In the Media
1. Group plans to commemorate, discuss 1866 Memphis race riot-(Memphis Commercial Appeal)
2. Memphian faces her own family’s history, helps us face ours-(Memphis Commercial Appeal)
3. State historical marker to commemorate 1866 Memphis race riot/massacre-Memphis Commercial Appeal
5. U of M’s Johnson: “Racism never went away; We elected not to see it”-(Memphis Commercial Appeal)
6. Time to tell the truth: It was a massacre, not just a riot (Memphis Commercial Appeal)
7. The ‘Memphis massacre’ is remembered at Rhodes and more (Memphis Commercial Appeal)
9. ‘Memphis Massacre’ remembered on 150th anniversary of racial tragedy (Memphis Commercial Appeal)
10. Historian: “It was both a massacre and a riot” (Memphis Commercial Appeal)
11. Author Stephen V. Ash to speak at Rhodes (Memphis Flyer)
12. 1866 Massacre Author Says Riot Has Important Lessons (The Daily News)
The Memphis Massacre sometimes referred to as the Memphis riots of 1866
The Memphis riots of 1866 were the violent events that occurred from May 1 to 3, 1866 in Memphis, Tennessee. The racial violence was ignited by political, social and racial tensions following the American Civil War, in the early stages of Reconstruction. After a shooting altercation between white policemen and black soldiers recently mustered out of the Union Army, mobs of white civilians and policemen rampaged through black neighborhoods and the houses of freedmen, attacking and killing men, women and children.

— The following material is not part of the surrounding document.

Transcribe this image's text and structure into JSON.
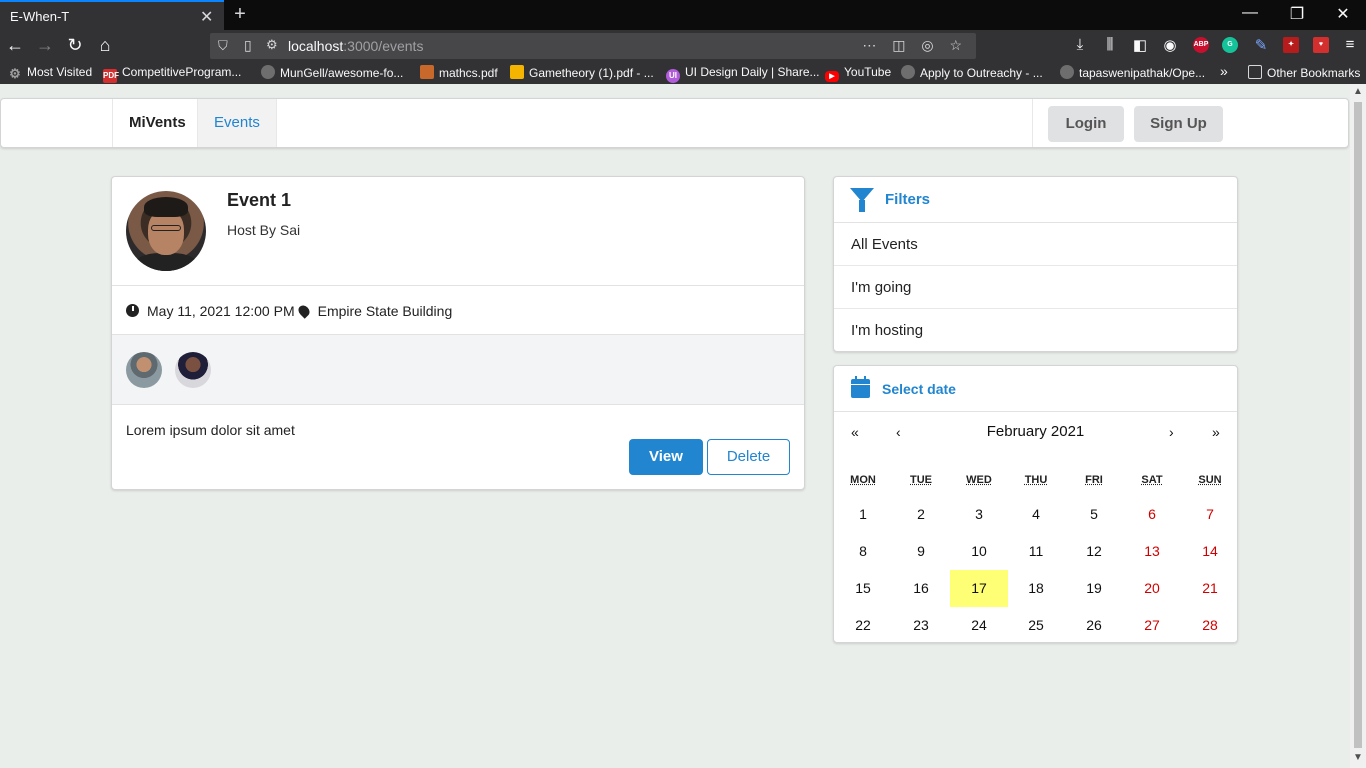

Federal troops were sent to quell the violence and peace was restored on the third day. A subsequent report by a jointCongressional Committee detailed the carnage, with blacks suffering most of the injuries and deaths: 46 blacks and 2 whites were killed, 75 blacks injured, over 100 black persons robbed, 5 black women raped, and 91 homes, 4 churches and 8 schools burned in the black community. Modern estimates place property losses at over $100,000, also suffered mostly by blacks. Many blacks fled the city permanently; by 1870, their population had fallen by one quarter compared to 1865.
Public attention following the riots and reports of the atrocities, together with the New Orleans riot in July, strengthened the case made by Radical Republicans in U.S. Congress. The events influenced passage of the Fourteenth Amendment to the United States Constitution to grant full citizenship to freedmen, as well as passage of the Reconstruction Act to establish military districts and oversight in certain states.
Investigation of the riot suggested specific causes related to competition for housing, work and social space between Irish immigrants and their descendants, and the freedmen. The white gentry also sought to drive freedpeople out of Memphis and back onto plantations where their labor could be exploited. Through violent terrorism, the white community at large sought to force blacks to respect white supremacy as the time of fully legal slavery was nearing its end.
Antonio Neal was asked to create a video to help tell the story of the Memphis Massacre. Antonio was inspired to write this song and perform it for the video. The video will inspire you as his little girl pays tribute to the lives lost on May 1st, 2nd, and 3rd of 1866.